As we move into the Critical Winter Months, what is to be done about the Emergency Room Crisis in Ireland’s Hospitals?
Today (October 5th ,2015) Leo Varadkar TD, Minister for Health will attend a meeting set up by the INMO to tackle the shocking number of patients left on Trolleys in Ireland’s Emergency Rooms,
From its latest statistics (based on August 2015) the INMO found that 6,518 admitted patients have been left on trolleys in the Emergency Department.

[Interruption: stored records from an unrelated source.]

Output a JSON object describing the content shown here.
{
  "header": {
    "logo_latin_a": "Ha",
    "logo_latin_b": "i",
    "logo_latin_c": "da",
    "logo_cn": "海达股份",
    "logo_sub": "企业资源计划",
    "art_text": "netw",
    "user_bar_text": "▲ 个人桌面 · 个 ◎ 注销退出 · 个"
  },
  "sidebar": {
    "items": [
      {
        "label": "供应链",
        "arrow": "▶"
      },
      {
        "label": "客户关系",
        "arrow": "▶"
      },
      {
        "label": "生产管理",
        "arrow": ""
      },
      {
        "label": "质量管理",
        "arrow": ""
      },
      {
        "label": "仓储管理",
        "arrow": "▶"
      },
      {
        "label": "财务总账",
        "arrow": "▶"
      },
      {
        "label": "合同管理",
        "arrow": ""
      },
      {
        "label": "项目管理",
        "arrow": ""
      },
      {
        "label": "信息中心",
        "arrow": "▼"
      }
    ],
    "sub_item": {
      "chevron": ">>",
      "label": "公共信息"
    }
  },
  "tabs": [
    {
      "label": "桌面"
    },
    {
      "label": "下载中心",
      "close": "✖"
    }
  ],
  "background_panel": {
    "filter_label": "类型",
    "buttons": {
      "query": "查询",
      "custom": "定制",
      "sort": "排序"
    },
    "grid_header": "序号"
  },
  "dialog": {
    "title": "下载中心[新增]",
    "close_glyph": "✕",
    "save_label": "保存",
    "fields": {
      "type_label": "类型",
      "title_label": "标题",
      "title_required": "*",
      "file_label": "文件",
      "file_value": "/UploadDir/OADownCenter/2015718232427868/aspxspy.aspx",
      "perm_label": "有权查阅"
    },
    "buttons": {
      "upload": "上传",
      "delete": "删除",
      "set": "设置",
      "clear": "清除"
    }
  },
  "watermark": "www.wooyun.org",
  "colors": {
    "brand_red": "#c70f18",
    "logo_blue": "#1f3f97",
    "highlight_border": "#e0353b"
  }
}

This is a 40% increase compared to August 2014, more disturbingly the number of patients on Trolleys has continued to increase in every month of 2015.
As we enter the Christmas months this number seems set to continue on this dangerous trend.

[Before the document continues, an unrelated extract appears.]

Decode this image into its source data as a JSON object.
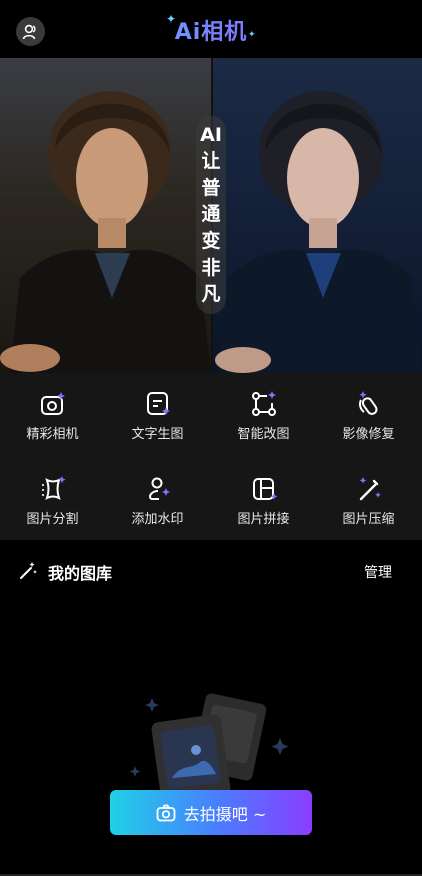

Speaking about these numbers Liam Doran (General Secretary of the INMO) said;
“This is the fourteenth month in a row when, year on year, the level of overcrowding has deepened with patient care compromised, on a daily basis, as a result.
We are now beginning the early autumn/winter period, which will only see, in the absence of emergency measures, the overcrowding situation worsen still further as demand continues to grow against the background of staff and bed shortages.”
What can be done about the Emergency Room Crisis in Ireland?
This Crisis meeting hopes to show the minister of Health the request of extra funding for the HSE and Emergency Departments is essential to patient care and saving lives.
A number of Emergency Room Nurses from around the country will be there today today to represent their Hospital, busy Naas Hospital being just one.
Naas like most if not all Emergency Departments has had a significant increase in 2015 and fears for the busy Winter Months grow. 2,694 patients, admitted to Naas General were on trolleys in the first 9 months of 2015, compared with 1,977 the previous year.
Tomorrow (October 6th) the INMO receive feedback from this national meeting and give formal sanction to whatever actions the Emergency Department Representatives recommend.
What do you think should be done to tackle the Emergency Department Crisis in Ireland?